- Given data:
"""

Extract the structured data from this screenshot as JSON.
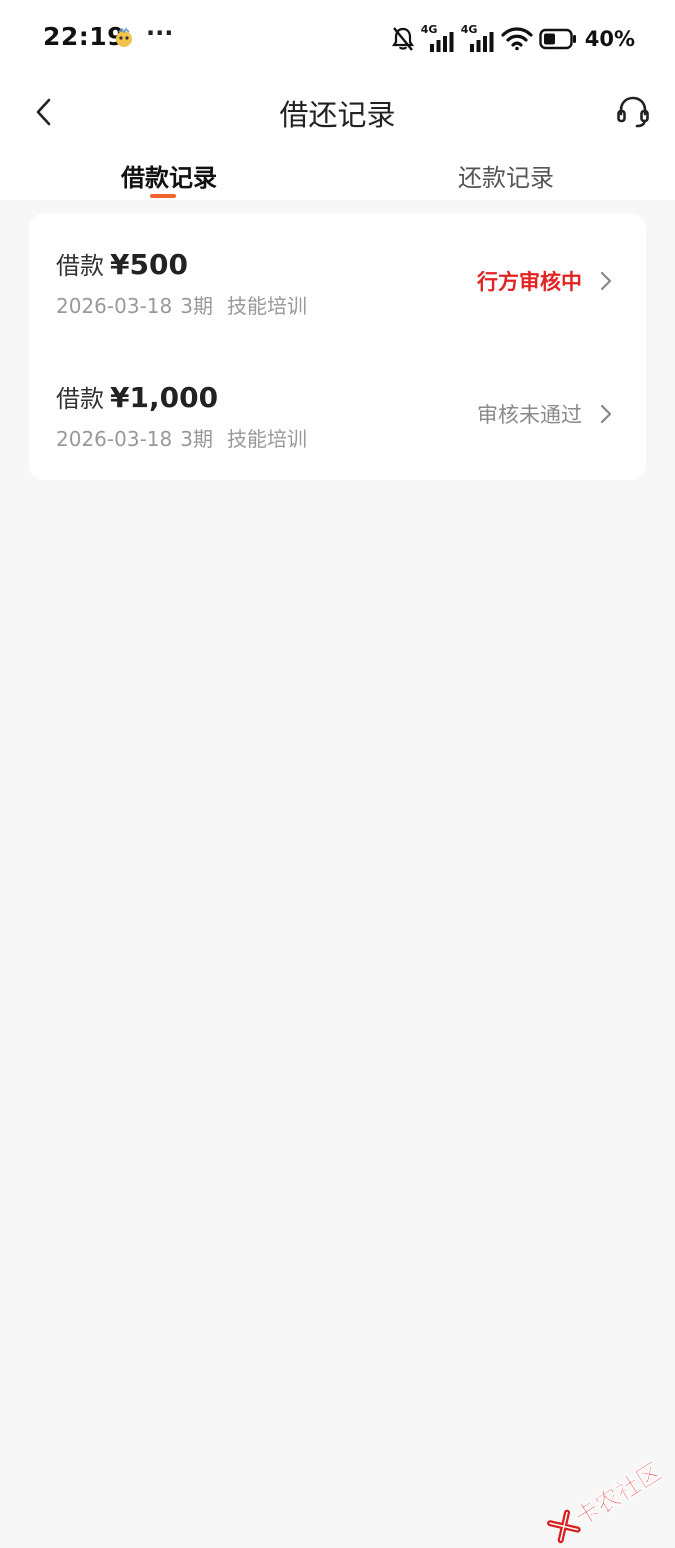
{
  "status_bar": {
    "time": "22:19",
    "more": "···",
    "network_1": "4G",
    "network_2": "4G",
    "battery": "40%"
  },
  "nav": {
    "title": "借还记录",
    "back_icon": "chevron-left-icon",
    "service_icon": "headset-icon"
  },
  "tabs": [
    {
      "label": "借款记录",
      "active": true
    },
    {
      "label": "还款记录",
      "active": false
    }
  ],
  "records": [
    {
      "kind": "借款",
      "amount": "¥500",
      "date": "2026-03-18",
      "term": "3期",
      "purpose": "技能培训",
      "status": "行方审核中",
      "status_color": "#e02424"
    },
    {
      "kind": "借款",
      "amount": "¥1,000",
      "date": "2026-03-18",
      "term": "3期",
      "purpose": "技能培训",
      "status": "审核未通过",
      "status_color": "#8a8a8a"
    }
  ],
  "colors": {
    "accent": "#f0662a",
    "background": "#f7f7f8",
    "card": "#ffffff"
  },
  "watermark": {
    "text": "卡农社区"
  }
}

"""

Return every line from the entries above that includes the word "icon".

    "back_icon": "chevron-left-icon",
    "service_icon": "headset-icon"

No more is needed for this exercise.